[Start of Attachment]

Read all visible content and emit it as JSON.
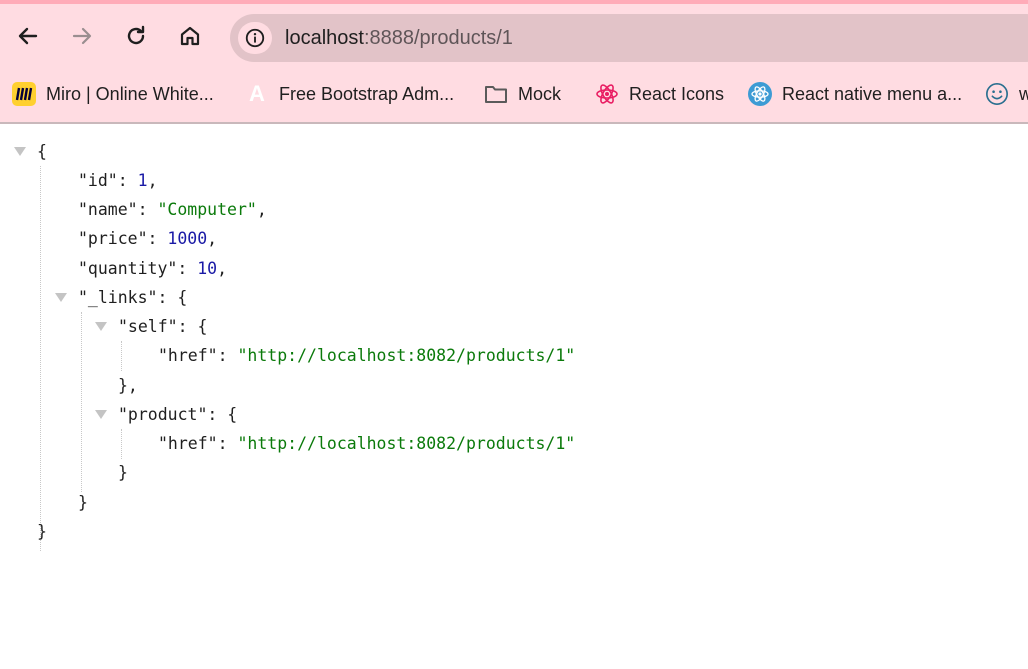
{
  "browser": {
    "url_host": "localhost",
    "url_rest": ":8888/products/1",
    "nav": {
      "back": "back-arrow-icon",
      "forward": "forward-arrow-icon",
      "reload": "reload-icon",
      "home": "home-icon",
      "site_info": "info-icon"
    },
    "bookmarks": [
      {
        "label": "Miro | Online White...",
        "icon": "miro-icon"
      },
      {
        "label": "Free Bootstrap Adm...",
        "icon": "admin-template-icon"
      },
      {
        "label": "Mock",
        "icon": "folder-icon"
      },
      {
        "label": "React Icons",
        "icon": "react-pink-icon"
      },
      {
        "label": "React native menu a...",
        "icon": "react-blue-icon"
      },
      {
        "label": "w",
        "icon": "smiley-icon"
      }
    ],
    "colors": {
      "toolbar_bg": "#ffdce2",
      "omnibox_bg": "#e2c3c8",
      "top_strip": "#ffabb8"
    }
  },
  "json_view": {
    "open_brace": "{",
    "close_brace": "}",
    "fields": [
      {
        "key": "\"id\"",
        "value": "1",
        "type": "number"
      },
      {
        "key": "\"name\"",
        "value": "\"Computer\"",
        "type": "string"
      },
      {
        "key": "\"price\"",
        "value": "1000",
        "type": "number"
      },
      {
        "key": "\"quantity\"",
        "value": "10",
        "type": "number"
      }
    ],
    "links": {
      "key": "\"_links\"",
      "self": {
        "key": "\"self\"",
        "href_key": "\"href\"",
        "href": "\"http://localhost:8082/products/1\""
      },
      "product": {
        "key": "\"product\"",
        "href_key": "\"href\"",
        "href": "\"http://localhost:8082/products/1\""
      }
    },
    "colors": {
      "string": "#0b7a0b",
      "number": "#1a1aa6",
      "key": "#1f1f1f"
    }
  },
  "punct": {
    "colon": ": ",
    "comma": ",",
    "obj_open": "{",
    "obj_close": "}",
    "obj_close_comma": "},"
  }
}
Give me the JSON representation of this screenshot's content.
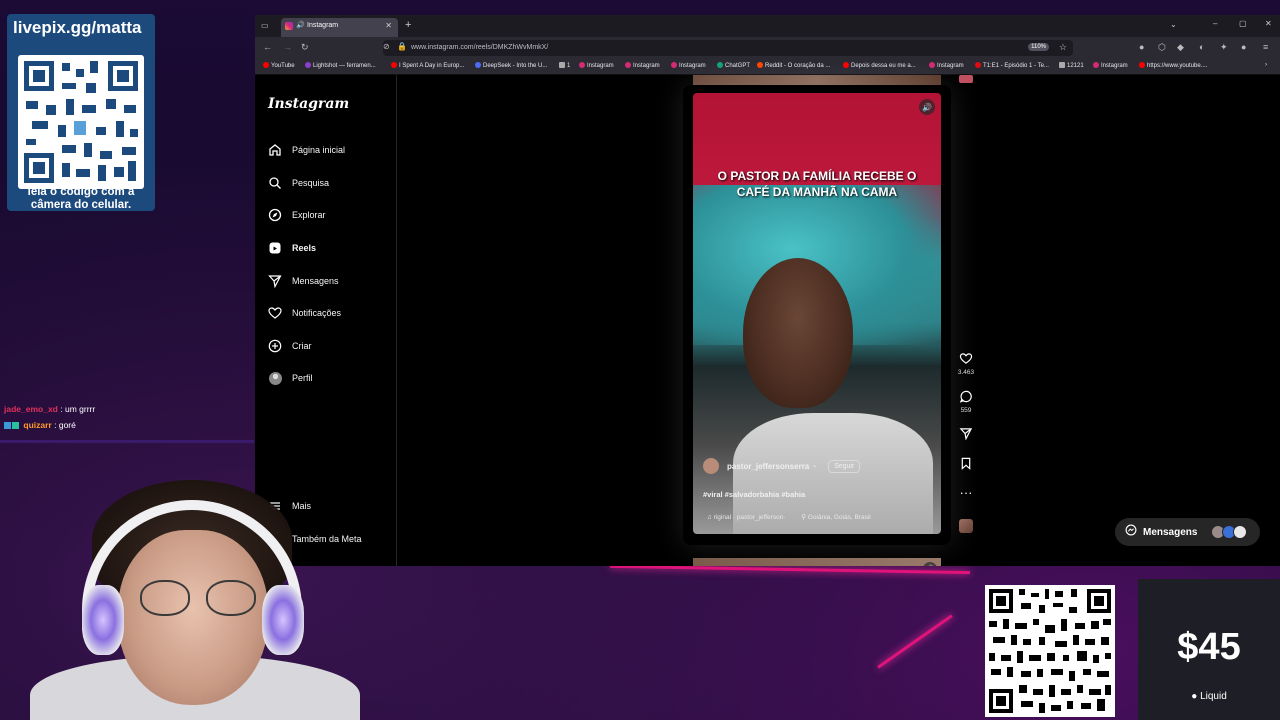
{
  "overlay": {
    "donation_url": "livepix.gg/matta",
    "qr_caption_line1": "leia o código com a",
    "qr_caption_line2": "câmera do celular.",
    "amount": "$45",
    "amount_sub": "Liquid"
  },
  "chat": [
    {
      "user": "jade_emo_xd",
      "sep": ":",
      "text": "um grrrr"
    },
    {
      "user": "quizarr",
      "sep": ":",
      "text": "goré"
    }
  ],
  "browser": {
    "tab_title": "Instagram",
    "url": "www.instagram.com/reels/DMKZhWvMmkX/",
    "zoom": "110%",
    "bookmarks": [
      "YouTube",
      "Lightshot — ferramen...",
      "I Spent A Day in Europ...",
      "DeepSeek - Into the U...",
      "1",
      "Instagram",
      "Instagram",
      "Instagram",
      "ChatGPT",
      "Reddit - O coração da ...",
      "Depois dessa eu me a...",
      "Instagram",
      "T1:E1 - Episódio 1 - Te...",
      "12121",
      "Instagram",
      "https://www.youtube...."
    ]
  },
  "instagram": {
    "logo": "Instagram",
    "nav": [
      {
        "label": "Página inicial",
        "icon": "home-icon"
      },
      {
        "label": "Pesquisa",
        "icon": "search-icon"
      },
      {
        "label": "Explorar",
        "icon": "compass-icon"
      },
      {
        "label": "Reels",
        "icon": "reels-icon"
      },
      {
        "label": "Mensagens",
        "icon": "send-icon"
      },
      {
        "label": "Notificações",
        "icon": "heart-icon"
      },
      {
        "label": "Criar",
        "icon": "plus-icon"
      },
      {
        "label": "Perfil",
        "icon": "avatar-icon"
      }
    ],
    "more": "Mais",
    "meta": "Também da Meta",
    "reel": {
      "caption_line1": "O PASTOR DA FAMÍLIA RECEBE O",
      "caption_line2": "CAFÉ DA MANHÃ NA CAMA",
      "username": "pastor_jeffersonserra",
      "dot": "•",
      "follow": "Seguir",
      "tags": "#viral #salvadorbahia #bahia",
      "audio": "♫ riginal · pastor_jefferson·",
      "location": "Goiânia, Goiás, Brasil"
    },
    "actions": {
      "likes": "3.463",
      "comments": "559"
    },
    "messages_label": "Mensagens"
  }
}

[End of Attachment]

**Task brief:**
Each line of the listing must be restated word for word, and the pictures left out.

**Solution below:**
Read all visible content and emit it as JSON.
{
  "browser": {
    "url_host": "localhost",
    "url_rest": ":8888/products/1",
    "nav": {
      "back": "back-arrow-icon",
      "forward": "forward-arrow-icon",
      "reload": "reload-icon",
      "home": "home-icon",
      "site_info": "info-icon"
    },
    "bookmarks": [
      {
        "label": "Miro | Online White...",
        "icon": "miro-icon"
      },
      {
        "label": "Free Bootstrap Adm...",
        "icon": "admin-template-icon"
      },
      {
        "label": "Mock",
        "icon": "folder-icon"
      },
      {
        "label": "React Icons",
        "icon": "react-pink-icon"
      },
      {
        "label": "React native menu a...",
        "icon": "react-blue-icon"
      },
      {
        "label": "w",
        "icon": "smiley-icon"
      }
    ],
    "colors": {
      "toolbar_bg": "#ffdce2",
      "omnibox_bg": "#e2c3c8",
      "top_strip": "#ffabb8"
    }
  },
  "json_view": {
    "open_brace": "{",
    "close_brace": "}",
    "fields": [
      {
        "key": "\"id\"",
        "value": "1",
        "type": "number"
      },
      {
        "key": "\"name\"",
        "value": "\"Computer\"",
        "type": "string"
      },
      {
        "key": "\"price\"",
        "value": "1000",
        "type": "number"
      },
      {
        "key": "\"quantity\"",
        "value": "10",
        "type": "number"
      }
    ],
    "links": {
      "key": "\"_links\"",
      "self": {
        "key": "\"self\"",
        "href_key": "\"href\"",
        "href": "\"http://localhost:8082/products/1\""
      },
      "product": {
        "key": "\"product\"",
        "href_key": "\"href\"",
        "href": "\"http://localhost:8082/products/1\""
      }
    },
    "colors": {
      "string": "#0b7a0b",
      "number": "#1a1aa6",
      "key": "#1f1f1f"
    }
  },
  "punct": {
    "colon": ": ",
    "comma": ",",
    "obj_open": "{",
    "obj_close": "}",
    "obj_close_comma": "},"
  }
}
Give me the JSON representation of this screenshot's content.
{
  "overlay": {
    "donation_url": "livepix.gg/matta",
    "qr_caption_line1": "leia o código com a",
    "qr_caption_line2": "câmera do celular.",
    "amount": "$45",
    "amount_sub": "Liquid"
  },
  "chat": [
    {
      "user": "jade_emo_xd",
      "sep": ":",
      "text": "um grrrr"
    },
    {
      "user": "quizarr",
      "sep": ":",
      "text": "goré"
    }
  ],
  "browser": {
    "tab_title": "Instagram",
    "url": "www.instagram.com/reels/DMKZhWvMmkX/",
    "zoom": "110%",
    "bookmarks": [
      "YouTube",
      "Lightshot — ferramen...",
      "I Spent A Day in Europ...",
      "DeepSeek - Into the U...",
      "1",
      "Instagram",
      "Instagram",
      "Instagram",
      "ChatGPT",
      "Reddit - O coração da ...",
      "Depois dessa eu me a...",
      "Instagram",
      "T1:E1 - Episódio 1 - Te...",
      "12121",
      "Instagram",
      "https://www.youtube...."
    ]
  },
  "instagram": {
    "logo": "Instagram",
    "nav": [
      {
        "label": "Página inicial",
        "icon": "home-icon"
      },
      {
        "label": "Pesquisa",
        "icon": "search-icon"
      },
      {
        "label": "Explorar",
        "icon": "compass-icon"
      },
      {
        "label": "Reels",
        "icon": "reels-icon"
      },
      {
        "label": "Mensagens",
        "icon": "send-icon"
      },
      {
        "label": "Notificações",
        "icon": "heart-icon"
      },
      {
        "label": "Criar",
        "icon": "plus-icon"
      },
      {
        "label": "Perfil",
        "icon": "avatar-icon"
      }
    ],
    "more": "Mais",
    "meta": "Também da Meta",
    "reel": {
      "caption_line1": "O PASTOR DA FAMÍLIA RECEBE O",
      "caption_line2": "CAFÉ DA MANHÃ NA CAMA",
      "username": "pastor_jeffersonserra",
      "dot": "•",
      "follow": "Seguir",
      "tags": "#viral #salvadorbahia #bahia",
      "audio": "♫ riginal · pastor_jefferson·",
      "location": "Goiânia, Goiás, Brasil"
    },
    "actions": {
      "likes": "3.463",
      "comments": "559"
    },
    "messages_label": "Mensagens"
  }
}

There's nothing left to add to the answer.